### [Assignment]
Omit every picture while you reproduce the entries that follow word for word.

Page and application data records:
+ + +

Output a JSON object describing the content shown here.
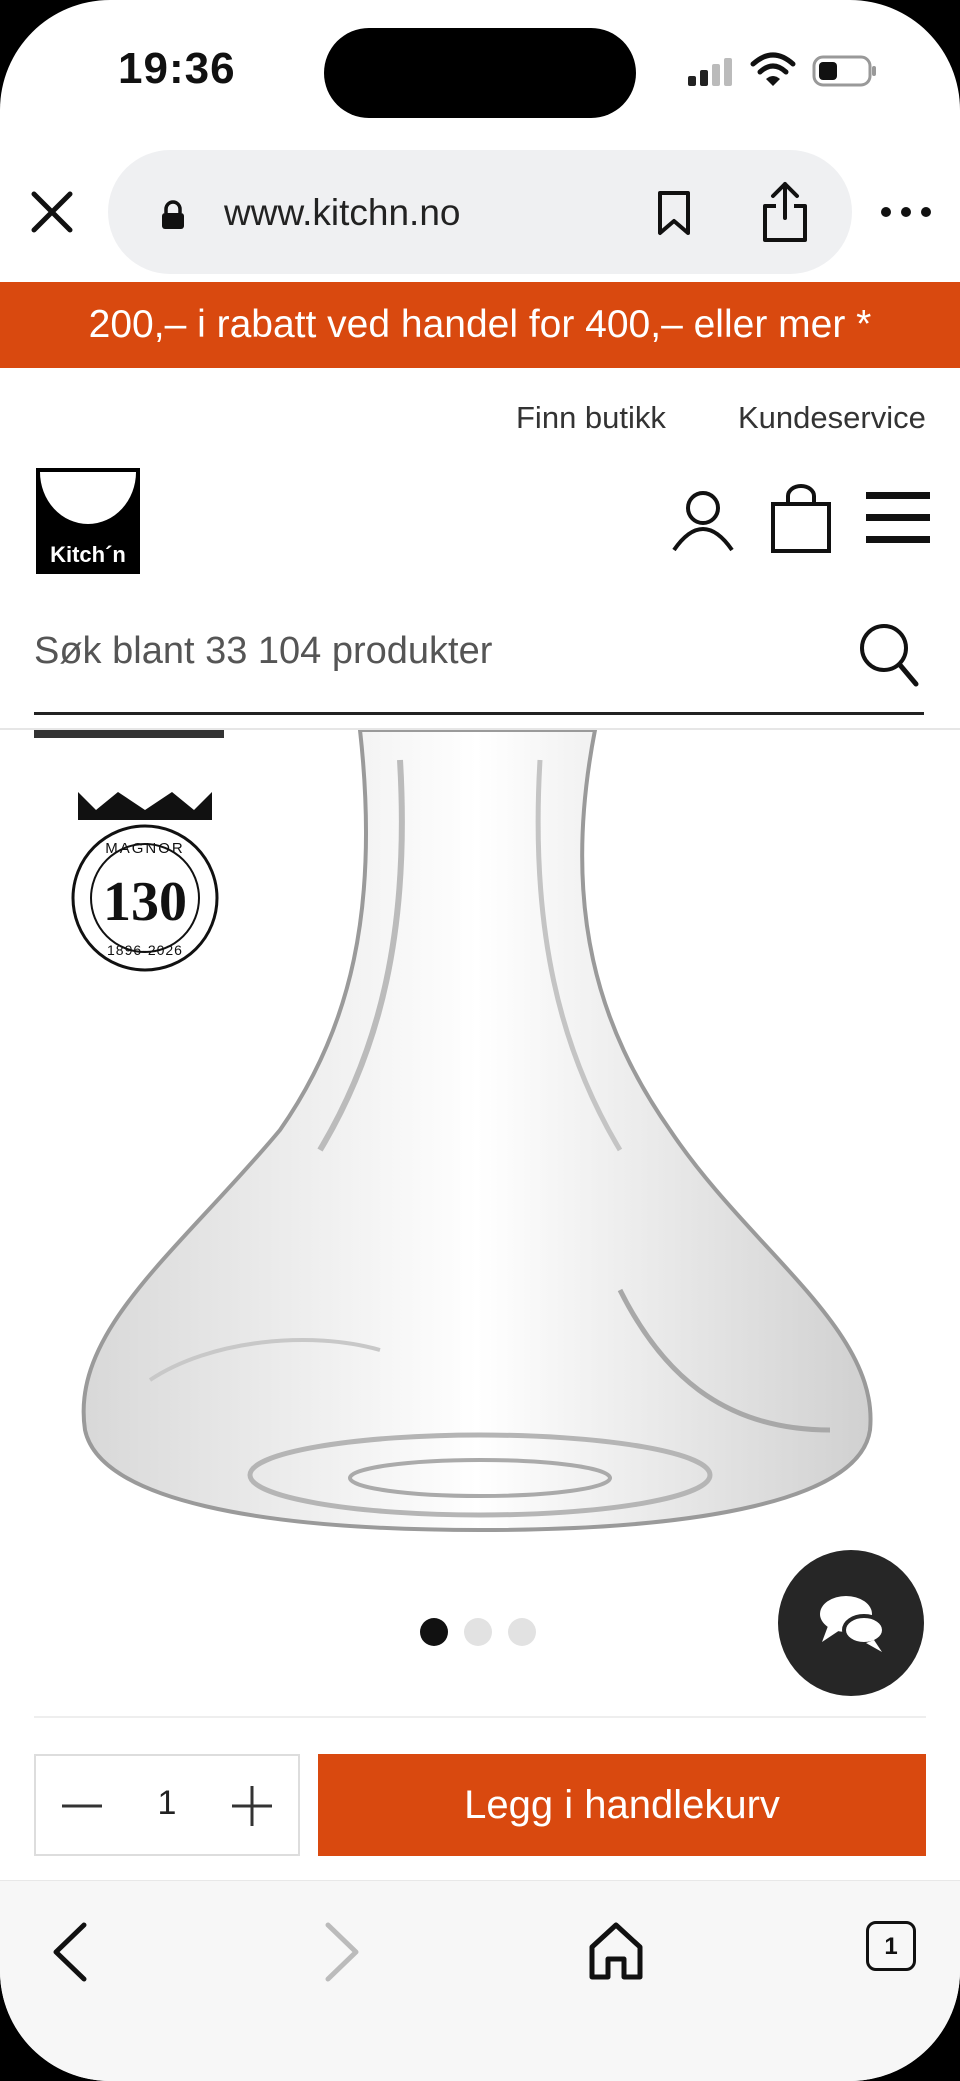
{
  "status_bar": {
    "time": "19:36"
  },
  "browser": {
    "url": "www.kitchn.no",
    "tab_count": "1"
  },
  "promo": {
    "text": "200,– i rabatt ved handel for 400,– eller mer *"
  },
  "top_links": {
    "find_store": "Finn butikk",
    "customer_service": "Kundeservice"
  },
  "header": {
    "logo_text": "Kitch´n"
  },
  "search": {
    "placeholder": "Søk blant 33 104 produkter"
  },
  "product": {
    "badge": {
      "top_text": "MAGNOR",
      "number": "130",
      "years": "1896-2026"
    },
    "gallery_dots": 3,
    "active_dot": 0
  },
  "cart": {
    "quantity": "1",
    "add_label": "Legg i handlekurv"
  },
  "colors": {
    "accent": "#d9490f",
    "chat_button": "#262626"
  }
}
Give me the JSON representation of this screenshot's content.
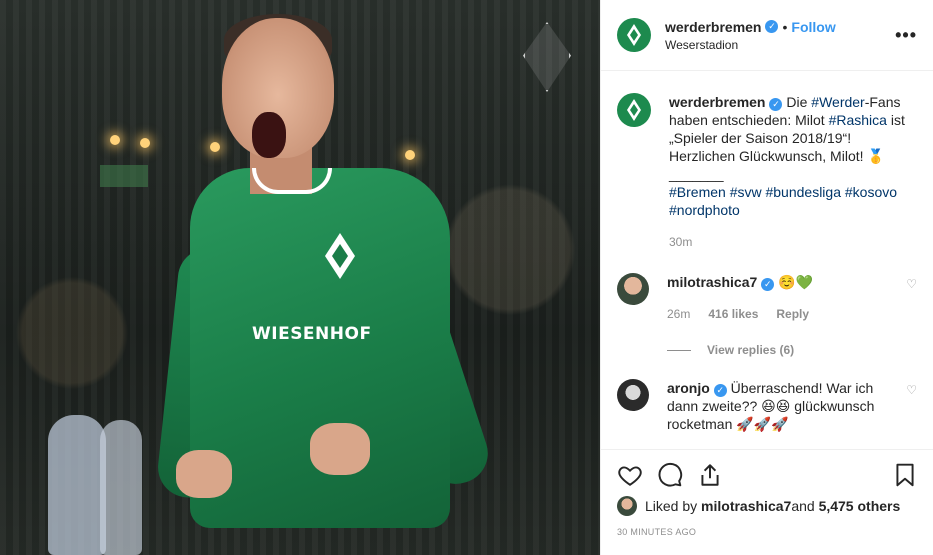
{
  "post": {
    "author": "werderbremen",
    "follow_label": "Follow",
    "location": "Weserstadion",
    "more_label": "•••",
    "sponsor_text": "WIESENHOF",
    "caption": {
      "user": "werderbremen",
      "text_1": "Die ",
      "tag_werder": "#Werder",
      "text_2": "-Fans haben entschieden: Milot ",
      "tag_rashica": "#Rashica",
      "text_3": " ist „Spieler der Saison 2018/19“! Herzlichen Glückwunsch, Milot! 🥇",
      "separator": "_______",
      "hashtags": "#Bremen #svw #bundesliga #kosovo #nordphoto",
      "time": "30m"
    },
    "comments": [
      {
        "user": "milotrashica7",
        "text": "☺️💚",
        "time": "26m",
        "likes": "416 likes",
        "reply_label": "Reply",
        "view_replies": "View replies (6)"
      },
      {
        "user": "aronjo",
        "text": "Überraschend! War ich dann zweite?? 😆😆 glückwunsch rocketman 🚀🚀🚀"
      }
    ],
    "liked_by_prefix": "Liked by ",
    "liked_by_user": "milotrashica7",
    "liked_by_suffix": " and ",
    "liked_by_count": "5,475 others",
    "posted_ago": "30 MINUTES AGO"
  }
}
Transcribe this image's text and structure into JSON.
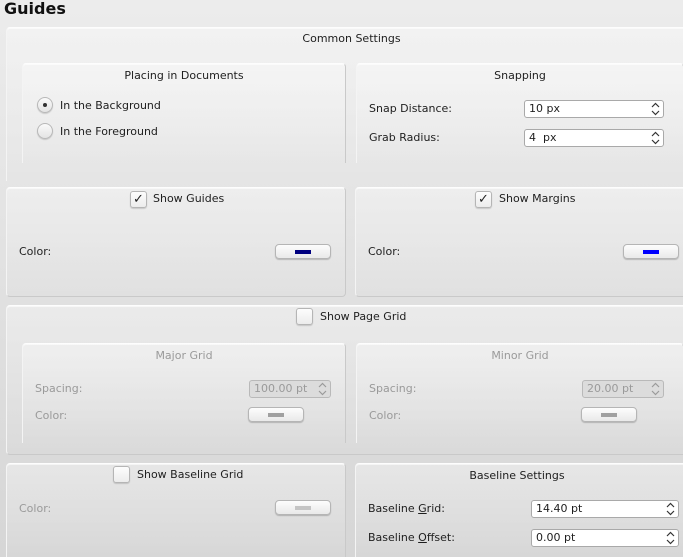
{
  "page": {
    "title": "Guides"
  },
  "common_settings": {
    "title": "Common Settings",
    "placing": {
      "title": "Placing in Documents",
      "options": [
        {
          "label": "In the Background",
          "selected": true
        },
        {
          "label": "In the Foreground",
          "selected": false
        }
      ]
    },
    "snapping": {
      "title": "Snapping",
      "snap_distance": {
        "label": "Snap Distance:",
        "value": "10 px"
      },
      "grab_radius": {
        "label": "Grab Radius:",
        "value": "4  px"
      }
    }
  },
  "show_guides": {
    "label": "Show Guides",
    "checked": true,
    "check_glyph": "✓",
    "color_label": "Color:",
    "color": "#00007f"
  },
  "show_margins": {
    "label": "Show Margins",
    "checked": true,
    "check_glyph": "✓",
    "color_label": "Color:",
    "color": "#0000ff"
  },
  "page_grid": {
    "label": "Show Page Grid",
    "checked": false,
    "major": {
      "title": "Major Grid",
      "spacing_label": "Spacing:",
      "spacing_value": "100.00 pt",
      "color_label": "Color:",
      "color": "#a0a0a0"
    },
    "minor": {
      "title": "Minor Grid",
      "spacing_label": "Spacing:",
      "spacing_value": "20.00 pt",
      "color_label": "Color:",
      "color": "#a0a0a0"
    }
  },
  "baseline_grid": {
    "label": "Show Baseline Grid",
    "checked": false,
    "color_label": "Color:",
    "color": "#c4c4c4"
  },
  "baseline_settings": {
    "title": "Baseline Settings",
    "grid": {
      "label_prefix": "Baseline ",
      "label_mnemonic": "G",
      "label_suffix": "rid:",
      "value": "14.40 pt"
    },
    "offset": {
      "label_prefix": "Baseline ",
      "label_mnemonic": "O",
      "label_suffix": "ffset:",
      "value": "0.00 pt"
    }
  }
}
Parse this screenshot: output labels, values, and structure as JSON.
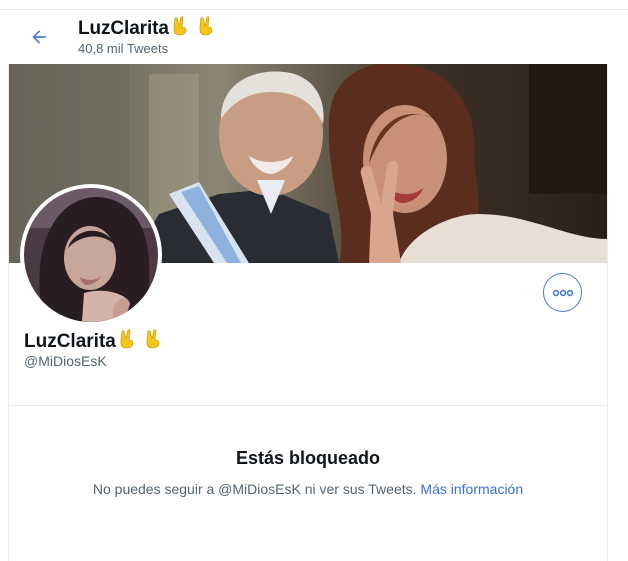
{
  "header": {
    "back_icon": "arrow-left-icon",
    "title": "LuzClarita",
    "title_emojis": [
      "victory-hand-icon",
      "victory-hand-icon"
    ],
    "tweet_count": "40,8 mil Tweets"
  },
  "profile": {
    "display_name": "LuzClarita",
    "name_emojis": [
      "victory-hand-icon",
      "victory-hand-icon"
    ],
    "handle": "@MiDiosEsK",
    "more_icon": "more-horizontal-icon"
  },
  "blocked": {
    "title": "Estás bloqueado",
    "message": "No puedes seguir a @MiDiosEsK ni ver sus Tweets. ",
    "link": "Más información"
  },
  "colors": {
    "accent": "#3b6fd4",
    "border": "#e6ecf0",
    "secondary_text": "#536471",
    "emoji_yellow": "#f5c518"
  }
}
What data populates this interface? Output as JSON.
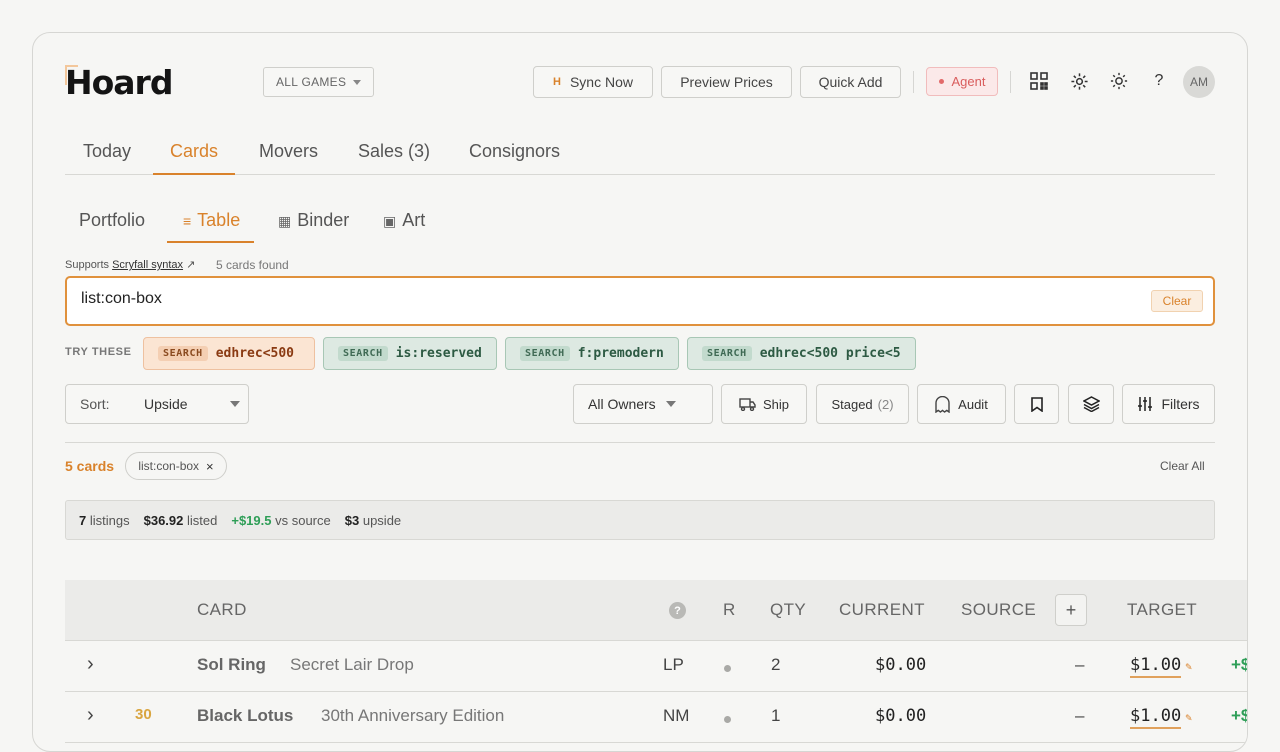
{
  "app": {
    "logo": "Hoard"
  },
  "header": {
    "games_select": "ALL GAMES",
    "sync_icon_letter": "H",
    "sync_label": "Sync Now",
    "preview_label": "Preview Prices",
    "quick_add_label": "Quick Add",
    "agent_label": "Agent",
    "help_glyph": "?",
    "avatar": "AM"
  },
  "tabs": [
    "Today",
    "Cards",
    "Movers",
    "Sales (3)",
    "Consignors"
  ],
  "subtabs": [
    {
      "glyph": "",
      "label": "Portfolio"
    },
    {
      "glyph": "≡",
      "label": "Table"
    },
    {
      "glyph": "▦",
      "label": "Binder"
    },
    {
      "glyph": "▣",
      "label": "Art"
    }
  ],
  "search": {
    "hint_prefix": "Supports",
    "hint_link": "Scryfall syntax",
    "hint_arrow": "↗",
    "found": "5 cards found",
    "value": "list:con-box",
    "clear_label": "Clear"
  },
  "suggestions": {
    "label": "TRY THESE",
    "tag": "SEARCH",
    "items": [
      "edhrec<500",
      "is:reserved",
      "f:premodern",
      "edhrec<500 price<5"
    ]
  },
  "toolbar": {
    "sort_label": "Sort:",
    "sort_value": "Upside",
    "owners": "All Owners",
    "ship": "Ship",
    "staged": "Staged",
    "staged_count": "(2)",
    "audit": "Audit",
    "filters": "Filters"
  },
  "results": {
    "count": "5 cards",
    "filter_pill": "list:con-box",
    "pill_close": "×",
    "clear_all": "Clear All"
  },
  "stats": {
    "listings_num": "7",
    "listings_label": "listings",
    "listed_num": "$36.92",
    "listed_label": "listed",
    "vs_num": "+$19.5",
    "vs_label": "vs source",
    "upside_num": "$3",
    "upside_label": "upside"
  },
  "table": {
    "columns": [
      "CARD",
      "?",
      "R",
      "QTY",
      "CURRENT",
      "SOURCE",
      "+",
      "TARGET"
    ],
    "rows": [
      {
        "expand": "›",
        "badge": "",
        "name": "Sol Ring",
        "set": "Secret Lair Drop",
        "condition": "LP",
        "qty": "2",
        "current": "$0.00",
        "source": "–",
        "target": "$1.00",
        "gain": "+$"
      },
      {
        "expand": "›",
        "badge": "30",
        "name": "Black Lotus",
        "set": "30th Anniversary Edition",
        "condition": "NM",
        "qty": "1",
        "current": "$0.00",
        "source": "–",
        "target": "$1.00",
        "gain": "+$"
      }
    ]
  }
}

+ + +

### [Solution for this exercise]
Output a JSON object describing the content shown here.
{
  "status_bar": {
    "time": "19:36"
  },
  "browser": {
    "url": "www.kitchn.no",
    "tab_count": "1"
  },
  "promo": {
    "text": "200,– i rabatt ved handel for 400,– eller mer *"
  },
  "top_links": {
    "find_store": "Finn butikk",
    "customer_service": "Kundeservice"
  },
  "header": {
    "logo_text": "Kitch´n"
  },
  "search": {
    "placeholder": "Søk blant 33 104 produkter"
  },
  "product": {
    "badge": {
      "top_text": "MAGNOR",
      "number": "130",
      "years": "1896-2026"
    },
    "gallery_dots": 3,
    "active_dot": 0
  },
  "cart": {
    "quantity": "1",
    "add_label": "Legg i handlekurv"
  },
  "colors": {
    "accent": "#d9490f",
    "chat_button": "#262626"
  }
}
Give me the JSON representation of this screenshot's content.
{
  "post": {
    "author": "werderbremen",
    "follow_label": "Follow",
    "location": "Weserstadion",
    "more_label": "•••",
    "sponsor_text": "WIESENHOF",
    "caption": {
      "user": "werderbremen",
      "text_1": "Die ",
      "tag_werder": "#Werder",
      "text_2": "-Fans haben entschieden: Milot ",
      "tag_rashica": "#Rashica",
      "text_3": " ist „Spieler der Saison 2018/19“! Herzlichen Glückwunsch, Milot! 🥇",
      "separator": "_______",
      "hashtags": "#Bremen #svw #bundesliga #kosovo #nordphoto",
      "time": "30m"
    },
    "comments": [
      {
        "user": "milotrashica7",
        "text": "☺️💚",
        "time": "26m",
        "likes": "416 likes",
        "reply_label": "Reply",
        "view_replies": "View replies (6)"
      },
      {
        "user": "aronjo",
        "text": "Überraschend! War ich dann zweite?? 😆😆 glückwunsch rocketman 🚀🚀🚀"
      }
    ],
    "liked_by_prefix": "Liked by ",
    "liked_by_user": "milotrashica7",
    "liked_by_suffix": " and ",
    "liked_by_count": "5,475 others",
    "posted_ago": "30 MINUTES AGO"
  }
}
Transcribe this image's text and structure into JSON.
{
  "page": {
    "title": "Guides"
  },
  "common_settings": {
    "title": "Common Settings",
    "placing": {
      "title": "Placing in Documents",
      "options": [
        {
          "label": "In the Background",
          "selected": true
        },
        {
          "label": "In the Foreground",
          "selected": false
        }
      ]
    },
    "snapping": {
      "title": "Snapping",
      "snap_distance": {
        "label": "Snap Distance:",
        "value": "10 px"
      },
      "grab_radius": {
        "label": "Grab Radius:",
        "value": "4  px"
      }
    }
  },
  "show_guides": {
    "label": "Show Guides",
    "checked": true,
    "check_glyph": "✓",
    "color_label": "Color:",
    "color": "#00007f"
  },
  "show_margins": {
    "label": "Show Margins",
    "checked": true,
    "check_glyph": "✓",
    "color_label": "Color:",
    "color": "#0000ff"
  },
  "page_grid": {
    "label": "Show Page Grid",
    "checked": false,
    "major": {
      "title": "Major Grid",
      "spacing_label": "Spacing:",
      "spacing_value": "100.00 pt",
      "color_label": "Color:",
      "color": "#a0a0a0"
    },
    "minor": {
      "title": "Minor Grid",
      "spacing_label": "Spacing:",
      "spacing_value": "20.00 pt",
      "color_label": "Color:",
      "color": "#a0a0a0"
    }
  },
  "baseline_grid": {
    "label": "Show Baseline Grid",
    "checked": false,
    "color_label": "Color:",
    "color": "#c4c4c4"
  },
  "baseline_settings": {
    "title": "Baseline Settings",
    "grid": {
      "label_prefix": "Baseline ",
      "label_mnemonic": "G",
      "label_suffix": "rid:",
      "value": "14.40 pt"
    },
    "offset": {
      "label_prefix": "Baseline ",
      "label_mnemonic": "O",
      "label_suffix": "ffset:",
      "value": "0.00 pt"
    }
  }
}
Parse this screenshot: output labels, values, and structure as JSON.
{
  "header": {
    "back_icon": "arrow-left-icon",
    "title": "LuzClarita",
    "title_emojis": [
      "victory-hand-icon",
      "victory-hand-icon"
    ],
    "tweet_count": "40,8 mil Tweets"
  },
  "profile": {
    "display_name": "LuzClarita",
    "name_emojis": [
      "victory-hand-icon",
      "victory-hand-icon"
    ],
    "handle": "@MiDiosEsK",
    "more_icon": "more-horizontal-icon"
  },
  "blocked": {
    "title": "Estás bloqueado",
    "message": "No puedes seguir a @MiDiosEsK ni ver sus Tweets. ",
    "link": "Más información"
  },
  "colors": {
    "accent": "#3b6fd4",
    "border": "#e6ecf0",
    "secondary_text": "#536471",
    "emoji_yellow": "#f5c518"
  }
}
What data populates this interface? Output as JSON.
{
  "app": {
    "logo": "Hoard"
  },
  "header": {
    "games_select": "ALL GAMES",
    "sync_icon_letter": "H",
    "sync_label": "Sync Now",
    "preview_label": "Preview Prices",
    "quick_add_label": "Quick Add",
    "agent_label": "Agent",
    "help_glyph": "?",
    "avatar": "AM"
  },
  "tabs": [
    "Today",
    "Cards",
    "Movers",
    "Sales (3)",
    "Consignors"
  ],
  "subtabs": [
    {
      "glyph": "",
      "label": "Portfolio"
    },
    {
      "glyph": "≡",
      "label": "Table"
    },
    {
      "glyph": "▦",
      "label": "Binder"
    },
    {
      "glyph": "▣",
      "label": "Art"
    }
  ],
  "search": {
    "hint_prefix": "Supports",
    "hint_link": "Scryfall syntax",
    "hint_arrow": "↗",
    "found": "5 cards found",
    "value": "list:con-box",
    "clear_label": "Clear"
  },
  "suggestions": {
    "label": "TRY THESE",
    "tag": "SEARCH",
    "items": [
      "edhrec<500",
      "is:reserved",
      "f:premodern",
      "edhrec<500 price<5"
    ]
  },
  "toolbar": {
    "sort_label": "Sort:",
    "sort_value": "Upside",
    "owners": "All Owners",
    "ship": "Ship",
    "staged": "Staged",
    "staged_count": "(2)",
    "audit": "Audit",
    "filters": "Filters"
  },
  "results": {
    "count": "5 cards",
    "filter_pill": "list:con-box",
    "pill_close": "×",
    "clear_all": "Clear All"
  },
  "stats": {
    "listings_num": "7",
    "listings_label": "listings",
    "listed_num": "$36.92",
    "listed_label": "listed",
    "vs_num": "+$19.5",
    "vs_label": "vs source",
    "upside_num": "$3",
    "upside_label": "upside"
  },
  "table": {
    "columns": [
      "CARD",
      "?",
      "R",
      "QTY",
      "CURRENT",
      "SOURCE",
      "+",
      "TARGET"
    ],
    "rows": [
      {
        "expand": "›",
        "badge": "",
        "name": "Sol Ring",
        "set": "Secret Lair Drop",
        "condition": "LP",
        "qty": "2",
        "current": "$0.00",
        "source": "–",
        "target": "$1.00",
        "gain": "+$"
      },
      {
        "expand": "›",
        "badge": "30",
        "name": "Black Lotus",
        "set": "30th Anniversary Edition",
        "condition": "NM",
        "qty": "1",
        "current": "$0.00",
        "source": "–",
        "target": "$1.00",
        "gain": "+$"
      }
    ]
  }
}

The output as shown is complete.